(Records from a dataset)

────

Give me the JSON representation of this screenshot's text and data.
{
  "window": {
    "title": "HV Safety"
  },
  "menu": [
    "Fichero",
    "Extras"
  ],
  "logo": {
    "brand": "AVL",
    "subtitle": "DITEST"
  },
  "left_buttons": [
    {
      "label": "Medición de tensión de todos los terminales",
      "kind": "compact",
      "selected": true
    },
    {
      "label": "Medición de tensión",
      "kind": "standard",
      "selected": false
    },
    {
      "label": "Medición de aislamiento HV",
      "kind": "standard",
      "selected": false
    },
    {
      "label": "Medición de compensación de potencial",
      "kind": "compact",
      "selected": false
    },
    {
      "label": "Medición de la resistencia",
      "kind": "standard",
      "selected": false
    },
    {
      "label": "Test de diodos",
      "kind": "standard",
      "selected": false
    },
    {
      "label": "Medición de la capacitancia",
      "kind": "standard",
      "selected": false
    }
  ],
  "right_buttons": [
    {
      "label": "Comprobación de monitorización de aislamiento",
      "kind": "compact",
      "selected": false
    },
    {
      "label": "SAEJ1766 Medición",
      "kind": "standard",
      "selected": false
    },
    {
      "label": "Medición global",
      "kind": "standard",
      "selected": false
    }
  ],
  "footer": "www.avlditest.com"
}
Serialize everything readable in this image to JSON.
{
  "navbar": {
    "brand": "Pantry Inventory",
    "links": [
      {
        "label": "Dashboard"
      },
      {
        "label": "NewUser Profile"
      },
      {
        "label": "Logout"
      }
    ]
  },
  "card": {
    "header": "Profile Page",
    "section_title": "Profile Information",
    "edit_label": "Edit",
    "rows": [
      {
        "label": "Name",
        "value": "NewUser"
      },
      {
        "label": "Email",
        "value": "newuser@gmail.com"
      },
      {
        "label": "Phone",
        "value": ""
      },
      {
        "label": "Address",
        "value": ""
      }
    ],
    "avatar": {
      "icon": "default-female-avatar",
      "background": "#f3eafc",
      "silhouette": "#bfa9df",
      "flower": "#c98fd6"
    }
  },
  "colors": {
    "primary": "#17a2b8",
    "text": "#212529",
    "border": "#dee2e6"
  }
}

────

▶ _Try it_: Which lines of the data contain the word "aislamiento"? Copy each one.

▶ _The completed task_:
      "label": "Medición de aislamiento HV",
      "label": "Comprobación de monitorización de aislamiento",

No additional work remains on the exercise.